You’d be surprised at how many steps there are to get those scrolling wheels that Apple likes to use as a visual representation of a drop down box.

UIPickerView In Action

Reference image for reference

I decided to lay out the key steps in getting this to work here because the tutorials I found online seemed a bit fragmented between what’s old and what’s new. So today in this small fry post I’m going to show you how to add a UIPickerView, add some values to it and then prepare those values for segue. This is by no means the best way to do it and I’m not claiming to be any master programmer but it’s how I was able to get it working so uhh… LET’S GO!

This was done in Swift 5, Xcode version 11.4.1 and on an iPhone X running iOS 13.4.1

To start off with, introduce the Picker View into your view controller like normal and create a reference to it in your ViewController.swift file.

@IBOutlet weak var colourEntry: UIPickerView!

I named it colourEntry because we’re making a selector to choose the colour of a users profile in my app. Next you’re going to want to create a variable to store your values in:

var colourData: [String] = [String]()

Since we’re holding multiple values we’re going to use an array. Swift automatically assumes that values stored in square brackets like these: [] are an array.

Now that we’ve done that, head on down into your viewDidLoad and add a line that defines what we want in the list:

override func viewDidLoad() {
    super.viewDidLoad() // Should already be in here
    colourData = ["White", "Green", "Black"]

White, green and black seem like appropriate colour schemes to me and we have defined them in an array.
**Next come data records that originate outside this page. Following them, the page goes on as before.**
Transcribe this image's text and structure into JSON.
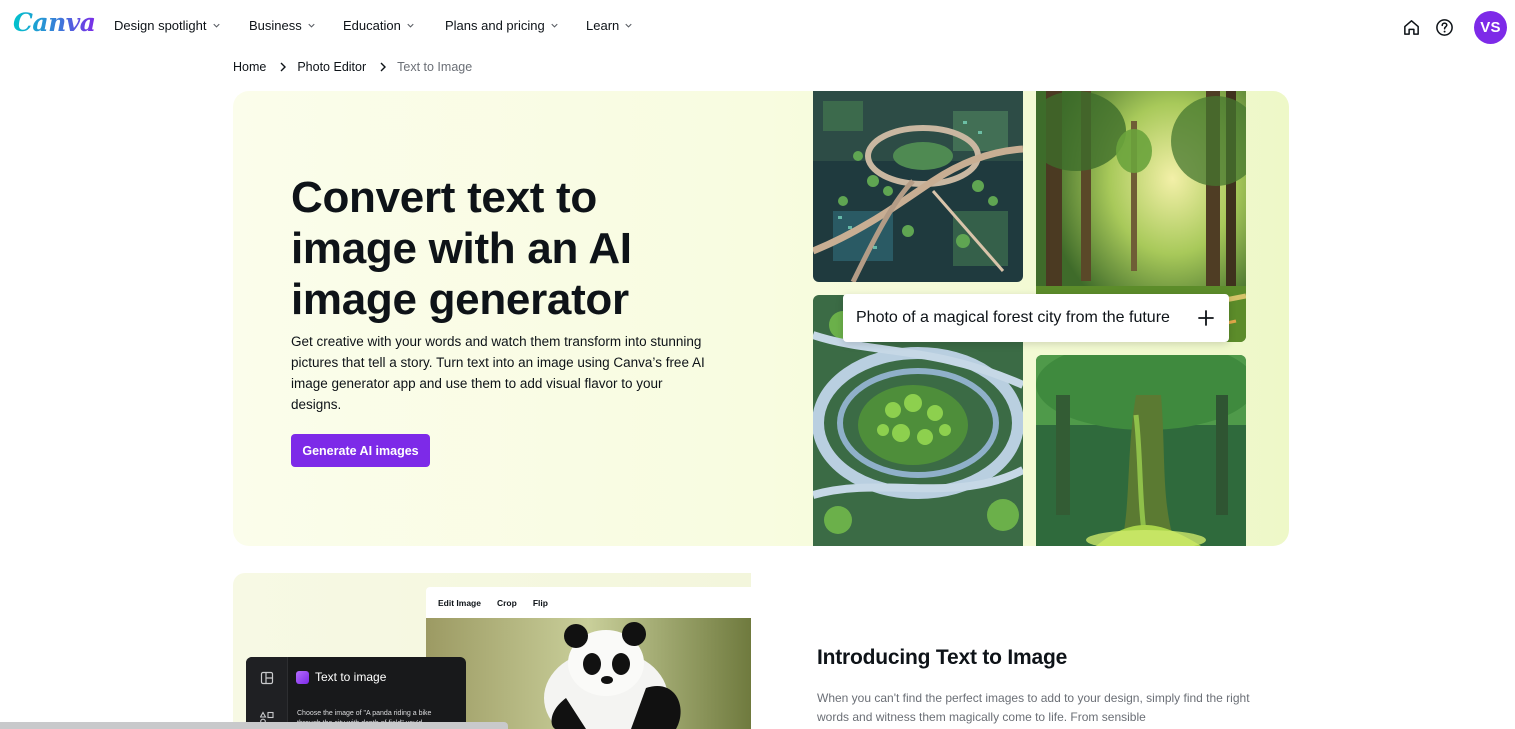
{
  "brand": {
    "logo_text": "Canva",
    "accent": "#7d2ae8",
    "logo_gradient": [
      "#00c4cc",
      "#3b7bd9",
      "#7d2ae8"
    ]
  },
  "nav": {
    "items": [
      {
        "label": "Design spotlight",
        "icon": "chevron-down-icon"
      },
      {
        "label": "Business",
        "icon": "chevron-down-icon"
      },
      {
        "label": "Education",
        "icon": "chevron-down-icon"
      },
      {
        "label": "Plans and pricing",
        "icon": "chevron-down-icon"
      },
      {
        "label": "Learn",
        "icon": "chevron-down-icon"
      }
    ],
    "icons": [
      "home-icon",
      "help-icon"
    ],
    "avatar_initials": "VS"
  },
  "breadcrumb": {
    "items": [
      "Home",
      "Photo Editor"
    ],
    "current": "Text to Image",
    "separator_icon": "chevron-right-icon"
  },
  "hero": {
    "title": "Convert text to image with an AI image generator",
    "description": "Get creative with your words and watch them transform into stunning pictures that tell a story. Turn text into an image using Canva’s free AI image generator app and use them to add visual flavor to your designs.",
    "cta_label": "Generate AI images",
    "prompt_text": "Photo of a magical forest city from the future",
    "prompt_icon": "plus-icon",
    "background": "#f8fce0"
  },
  "editor_preview": {
    "toolbar": [
      "Edit Image",
      "Crop",
      "Flip"
    ],
    "panel_title": "Text to image",
    "panel_note": "Choose the image of \"A panda riding a bike through the city with depth of field\" you'd"
  },
  "intro": {
    "title": "Introducing Text to Image",
    "body": "When you can't find the perfect images to add to your design, simply find the right words and witness them magically come to life. From sensible"
  }
}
So let’s now tell the UIPickerView how to assemble the data. First we’re going to add a few functions into the view controller. Our first function:

func componentAmount(in pickerView: UIPickerView) -> Int {
    return 1

This is where we define how many components we have in the selector. Since we only need one in this demonstration here then return 1 we have! Running it now will look a little like this: UIPickerView Question mark

Next we want to tell the view how many elements we want it to have:

func pickerView(_ pickerView: UIPickerView, numberOfRowsInComponent component: Int) -> Int {
    return colourData.count

This looks at the colourData array created and counts the amount of values in it, since we have three values (["White", "Green", "Black"]) the value output should also be three. Remember to include return here, without it the data just wouldn’t go where we want it to.

Now if you run this as it is you’ll see this: UIPickerView Question marks

Wow, three question marks. Pretty nice if I do say so myself. But users may be saying at this point:

What is this? A guessing game?

Life as whole is but we don’t want this to be for our users so next we’ll implement a way of importing the array into the picker view.

func pickerView(_ pickerView: UIPickerView, titleForRow row: Int, forComponent component: Int) -> String? {
    return colourData[row]

So this is small thing pulls in the value from the colourData in relation to the amount of rows that we have in the array so the first row will be called White, the second row Green and the last row will be Black

Now if you run your app it’ll look just like this: UIPickerView In Action

You can scroll through the list and it will move around. But there’s one more thing we can do, send the output somewhere:

func pickerView(pickerView: UIPickerView, didSelectRow row: Int, inComponent component: Int) {
    colourSelected = colourData[row]

This is now taking the value that was selected and storing it in another variable. I called it colourSelected. You are now free to do with this value as you please.

Hope this is helpful somewhat, as I said I’m no master programmer but it took me multiple trips to different sources to get exactly what I wanted here, that’s too many trips for me.

If you have any comments, concerns or advice please leave them below, until next time! Stay safe in these quarantine times!

Written on 20 April 2020 at 18:11
Categorised as: coding
- Written by jrmswell